═════ Entries provided

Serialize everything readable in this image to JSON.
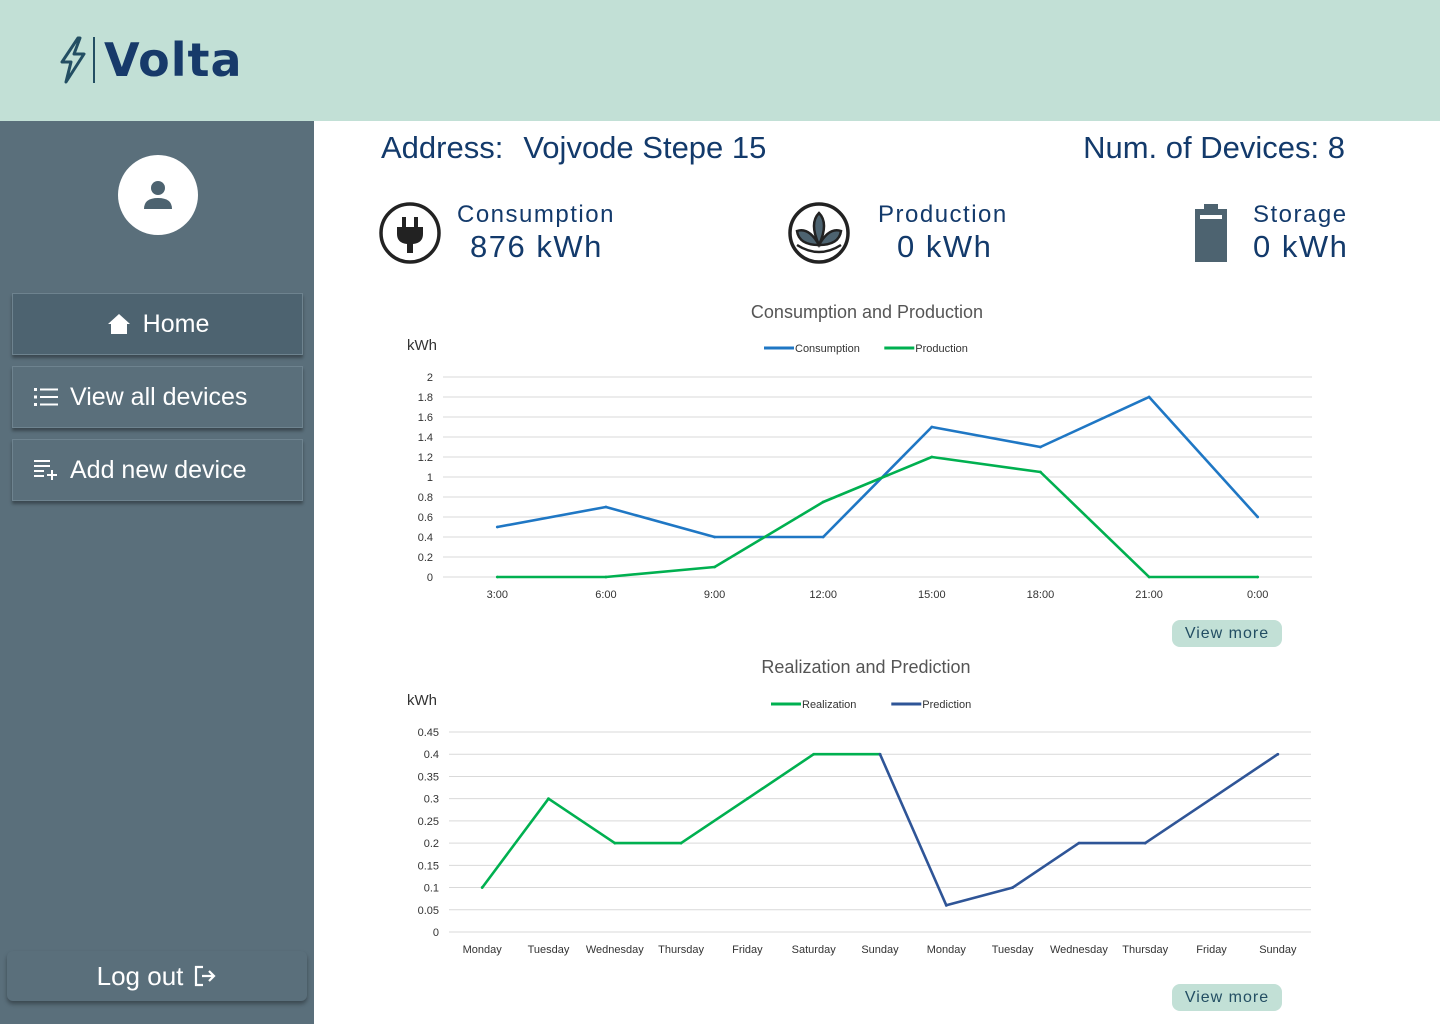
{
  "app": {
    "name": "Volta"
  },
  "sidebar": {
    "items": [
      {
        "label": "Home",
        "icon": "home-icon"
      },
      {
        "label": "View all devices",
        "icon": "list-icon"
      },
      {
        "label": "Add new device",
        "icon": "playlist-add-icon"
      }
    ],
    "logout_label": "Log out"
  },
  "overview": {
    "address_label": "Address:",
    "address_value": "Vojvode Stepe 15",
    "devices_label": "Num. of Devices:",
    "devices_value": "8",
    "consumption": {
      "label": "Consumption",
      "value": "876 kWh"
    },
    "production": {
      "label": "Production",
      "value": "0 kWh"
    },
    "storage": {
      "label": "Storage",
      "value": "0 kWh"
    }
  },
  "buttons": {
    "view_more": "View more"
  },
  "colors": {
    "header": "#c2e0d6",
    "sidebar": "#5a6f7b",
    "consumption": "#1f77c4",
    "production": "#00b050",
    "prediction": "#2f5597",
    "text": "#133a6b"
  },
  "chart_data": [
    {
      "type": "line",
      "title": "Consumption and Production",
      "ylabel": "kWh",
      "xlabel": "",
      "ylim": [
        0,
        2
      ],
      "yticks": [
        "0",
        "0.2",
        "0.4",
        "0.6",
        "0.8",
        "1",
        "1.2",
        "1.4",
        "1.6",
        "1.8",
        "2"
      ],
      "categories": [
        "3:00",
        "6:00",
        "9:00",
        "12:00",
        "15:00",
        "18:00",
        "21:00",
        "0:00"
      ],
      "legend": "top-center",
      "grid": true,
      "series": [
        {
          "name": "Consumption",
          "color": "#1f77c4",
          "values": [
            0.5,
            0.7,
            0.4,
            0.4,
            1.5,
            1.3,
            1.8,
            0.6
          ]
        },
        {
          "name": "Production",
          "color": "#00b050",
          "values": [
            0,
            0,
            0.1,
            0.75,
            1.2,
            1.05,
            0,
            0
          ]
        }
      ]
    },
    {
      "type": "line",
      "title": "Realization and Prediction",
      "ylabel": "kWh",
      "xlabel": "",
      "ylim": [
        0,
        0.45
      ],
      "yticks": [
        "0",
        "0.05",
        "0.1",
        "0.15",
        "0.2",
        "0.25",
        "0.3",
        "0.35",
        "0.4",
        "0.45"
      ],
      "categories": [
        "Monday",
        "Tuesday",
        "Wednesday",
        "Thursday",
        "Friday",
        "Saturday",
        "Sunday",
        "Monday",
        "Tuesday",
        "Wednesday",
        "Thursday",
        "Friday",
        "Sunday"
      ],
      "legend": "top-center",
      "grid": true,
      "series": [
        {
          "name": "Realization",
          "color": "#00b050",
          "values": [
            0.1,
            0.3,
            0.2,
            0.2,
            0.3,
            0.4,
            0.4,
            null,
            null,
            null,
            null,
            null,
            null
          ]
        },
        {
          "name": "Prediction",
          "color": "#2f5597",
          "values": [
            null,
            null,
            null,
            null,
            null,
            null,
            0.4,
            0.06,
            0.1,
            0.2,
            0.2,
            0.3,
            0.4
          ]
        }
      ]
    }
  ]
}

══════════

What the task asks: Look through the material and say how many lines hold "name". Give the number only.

Task result: 5